|Posted on Saturday, April 20, 2002 - 12:58 am: |
The trial version created very, very washed out panoramas when I used it. With the registered version, the colors are better but still subdued compared to the individual shots from which the panorama was stitched. I can tweak it with Photoshop plug-ins to make the coloring somewhat more bold, but it still isn't what the original shots were. Otherwise, the blending is terrific.
What would you suggest to get a less washed-out panorama that is still blended well?
|Posted on Saturday, April 20, 2002 - 8:46 am: |
Several users have described color problems with terms like:
- Washed-out images
- Muddy sky
- Posterisation effects
Happily, a single approach may be used to fix any of these problems. Color problems like these occasionally result from the automatic exposure matching or the automatic exposure correction performed by The Panorama Factory.
The automatic Exposure matching works well for many images, but not for all. For example, it may not be possible to exposure match a 360 degree panorama that includes images into deep shadow and into bright sun (maybe including the sun itself).
The automatic Exposure Correction function tries to balance the resulting image to a pleasing range of brightnesses including black and white (it is a histogram stretching function). Sometimes this results in poor rendering of some areas of the image, particularly for especially dark images (e.g. night scenes) or for images with a wide variation from bright to dark.
I suggest you try disabling both Exposure Matching and Exposure Correction to see what happens.

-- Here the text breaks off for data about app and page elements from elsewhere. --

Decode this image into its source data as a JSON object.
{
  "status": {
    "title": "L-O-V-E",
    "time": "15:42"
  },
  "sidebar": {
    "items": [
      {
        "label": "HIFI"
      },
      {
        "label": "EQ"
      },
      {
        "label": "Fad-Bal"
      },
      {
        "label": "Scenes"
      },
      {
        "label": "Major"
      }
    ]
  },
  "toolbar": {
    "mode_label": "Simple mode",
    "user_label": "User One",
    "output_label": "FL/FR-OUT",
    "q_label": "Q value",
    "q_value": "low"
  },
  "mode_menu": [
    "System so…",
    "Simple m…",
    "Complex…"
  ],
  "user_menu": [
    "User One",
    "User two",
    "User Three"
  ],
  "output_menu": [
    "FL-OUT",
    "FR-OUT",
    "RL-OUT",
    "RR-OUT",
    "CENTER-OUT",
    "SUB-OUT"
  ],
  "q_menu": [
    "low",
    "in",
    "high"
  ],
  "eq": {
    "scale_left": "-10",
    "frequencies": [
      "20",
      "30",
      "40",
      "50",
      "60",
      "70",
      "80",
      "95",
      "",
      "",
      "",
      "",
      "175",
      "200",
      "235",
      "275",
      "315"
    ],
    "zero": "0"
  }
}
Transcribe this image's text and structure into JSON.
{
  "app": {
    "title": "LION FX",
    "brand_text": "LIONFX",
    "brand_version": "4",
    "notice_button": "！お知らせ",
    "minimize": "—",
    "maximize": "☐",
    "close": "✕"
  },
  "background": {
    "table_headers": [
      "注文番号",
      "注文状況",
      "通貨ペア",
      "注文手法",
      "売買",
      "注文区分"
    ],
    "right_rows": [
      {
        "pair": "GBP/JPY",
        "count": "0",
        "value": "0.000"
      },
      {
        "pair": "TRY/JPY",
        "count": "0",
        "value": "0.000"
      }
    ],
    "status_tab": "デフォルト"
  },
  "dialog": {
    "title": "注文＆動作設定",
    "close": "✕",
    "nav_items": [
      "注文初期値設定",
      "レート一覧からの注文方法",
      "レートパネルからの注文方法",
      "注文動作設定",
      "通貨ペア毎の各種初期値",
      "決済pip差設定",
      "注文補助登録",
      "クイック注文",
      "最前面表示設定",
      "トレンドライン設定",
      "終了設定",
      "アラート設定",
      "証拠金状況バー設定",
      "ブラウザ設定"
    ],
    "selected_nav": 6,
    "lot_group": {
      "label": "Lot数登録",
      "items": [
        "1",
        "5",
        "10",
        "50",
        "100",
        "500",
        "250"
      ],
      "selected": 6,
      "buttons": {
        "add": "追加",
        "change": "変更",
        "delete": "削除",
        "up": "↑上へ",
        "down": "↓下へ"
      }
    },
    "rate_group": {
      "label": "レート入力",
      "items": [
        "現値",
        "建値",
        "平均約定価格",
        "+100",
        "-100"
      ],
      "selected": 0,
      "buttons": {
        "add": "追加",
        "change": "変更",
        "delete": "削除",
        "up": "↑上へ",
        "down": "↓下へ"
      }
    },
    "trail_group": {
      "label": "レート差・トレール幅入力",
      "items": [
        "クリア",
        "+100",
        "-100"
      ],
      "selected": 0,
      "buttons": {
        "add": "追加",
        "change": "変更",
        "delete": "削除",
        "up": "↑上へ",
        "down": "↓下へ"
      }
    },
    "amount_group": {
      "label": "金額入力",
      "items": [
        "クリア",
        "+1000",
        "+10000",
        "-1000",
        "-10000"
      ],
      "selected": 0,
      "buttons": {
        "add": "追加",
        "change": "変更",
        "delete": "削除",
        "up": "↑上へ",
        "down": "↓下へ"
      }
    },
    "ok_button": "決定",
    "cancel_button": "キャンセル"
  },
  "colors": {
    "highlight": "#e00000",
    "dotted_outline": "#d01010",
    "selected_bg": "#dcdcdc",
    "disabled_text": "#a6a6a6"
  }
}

You disable them on Wizard step 3 or the Blending properties dialog (Tools menu).
Then you can try re-enabling the options one at a time. After stitching (with the Wizard or the Classic interface) but before closing the project, you can change these settings with the Blending properties dialog (Tools menu). PF will recalculate the image without repeating the whole stitching process. If you are using the Wizard, be sure to press the Done button before trying to use the Blending properties dialog.
If disabling automatic Exposure matching produces an image with unacceptable brightness variations, you may want to try manually adjusting the Exposure Matching. Read There are abrupt changes in brightness for step-by-step instructions about adjusting the exposure matching. (Please note that exposure matching must be enabled before manually adjusting it.)
|Posted on Monday, April 22, 2002 - 11:37 pm: |
Stitching the panorama with no Exposure Matching and no Exposure Correction gave a panorama with a good blend. Then, taking the Exposure Correction to -1 brought the colors out beautifully. Many, many thanks.
Post Number: 1
|Posted on Sunday, November 21, 2004 - 7:04 am: |
My pictures look good in Photoshop and also the thumbnails in Panorama Factory. In the final panorama the highlights are washed out and if I correct the exposure in PF and get the highligts fine then I canīt see any tones in the shadows(just black).
What to do?
Post Number: 136
|Posted on Sunday, November 21, 2004 - 9:53 am: |
Have you tried disabling both Exposure Matching and Exposure Correction as recommended above? If you disable both of these options, The Panorama Factory will not change the brightness, contrast or colors in your original photos. The final image should have the same appearance as your original images.
These options improve many panoramas, but not all. Sometimes you need to disable them for best results.
For more information, please read Controlling automatic exposure correction in the troubleshooting section of the online help.
(Message edited by jstrait on November 21, 2004)